#### Task instructions:
Exclude the pictures; give every entry again exactly as written.

#### Data for this exercise:
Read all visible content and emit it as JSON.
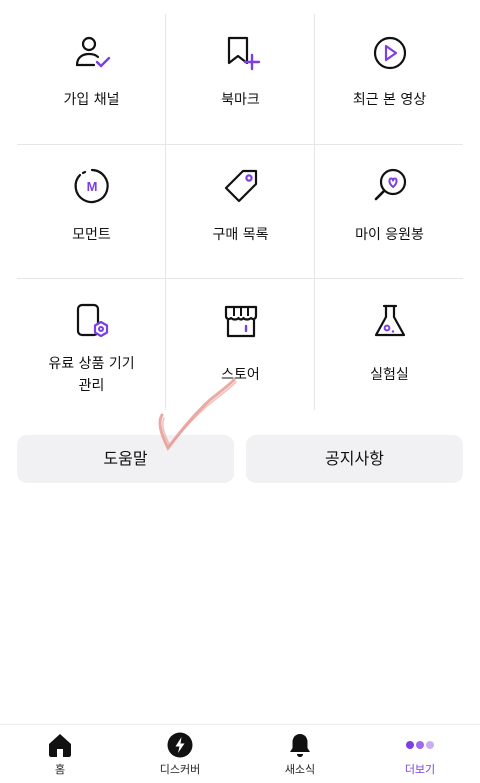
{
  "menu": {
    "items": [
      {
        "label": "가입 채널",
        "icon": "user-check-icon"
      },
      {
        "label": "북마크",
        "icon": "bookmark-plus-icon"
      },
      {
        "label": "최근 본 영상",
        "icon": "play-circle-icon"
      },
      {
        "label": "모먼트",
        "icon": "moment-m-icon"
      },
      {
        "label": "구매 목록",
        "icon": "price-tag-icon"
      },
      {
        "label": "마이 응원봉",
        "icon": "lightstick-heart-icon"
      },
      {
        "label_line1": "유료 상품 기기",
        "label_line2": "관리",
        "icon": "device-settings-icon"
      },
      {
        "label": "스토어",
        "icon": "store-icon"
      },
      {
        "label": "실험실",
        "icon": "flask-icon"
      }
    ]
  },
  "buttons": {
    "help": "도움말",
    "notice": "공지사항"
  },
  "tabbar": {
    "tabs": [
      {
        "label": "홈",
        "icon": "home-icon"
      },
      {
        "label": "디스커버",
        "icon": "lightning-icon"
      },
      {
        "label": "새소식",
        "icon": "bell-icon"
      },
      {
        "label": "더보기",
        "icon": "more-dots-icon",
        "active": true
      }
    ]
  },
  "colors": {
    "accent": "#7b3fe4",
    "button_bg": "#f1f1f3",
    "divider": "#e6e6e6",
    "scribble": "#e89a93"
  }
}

#### Solution for this task:
Read all visible content and emit it as JSON.
{
  "menu": {
    "items": [
      {
        "label": "가입 채널",
        "icon": "user-check-icon"
      },
      {
        "label": "북마크",
        "icon": "bookmark-plus-icon"
      },
      {
        "label": "최근 본 영상",
        "icon": "play-circle-icon"
      },
      {
        "label": "모먼트",
        "icon": "moment-m-icon"
      },
      {
        "label": "구매 목록",
        "icon": "price-tag-icon"
      },
      {
        "label": "마이 응원봉",
        "icon": "lightstick-heart-icon"
      },
      {
        "label_line1": "유료 상품 기기",
        "label_line2": "관리",
        "icon": "device-settings-icon"
      },
      {
        "label": "스토어",
        "icon": "store-icon"
      },
      {
        "label": "실험실",
        "icon": "flask-icon"
      }
    ]
  },
  "buttons": {
    "help": "도움말",
    "notice": "공지사항"
  },
  "tabbar": {
    "tabs": [
      {
        "label": "홈",
        "icon": "home-icon"
      },
      {
        "label": "디스커버",
        "icon": "lightning-icon"
      },
      {
        "label": "새소식",
        "icon": "bell-icon"
      },
      {
        "label": "더보기",
        "icon": "more-dots-icon",
        "active": true
      }
    ]
  },
  "colors": {
    "accent": "#7b3fe4",
    "button_bg": "#f1f1f3",
    "divider": "#e6e6e6",
    "scribble": "#e89a93"
  }
}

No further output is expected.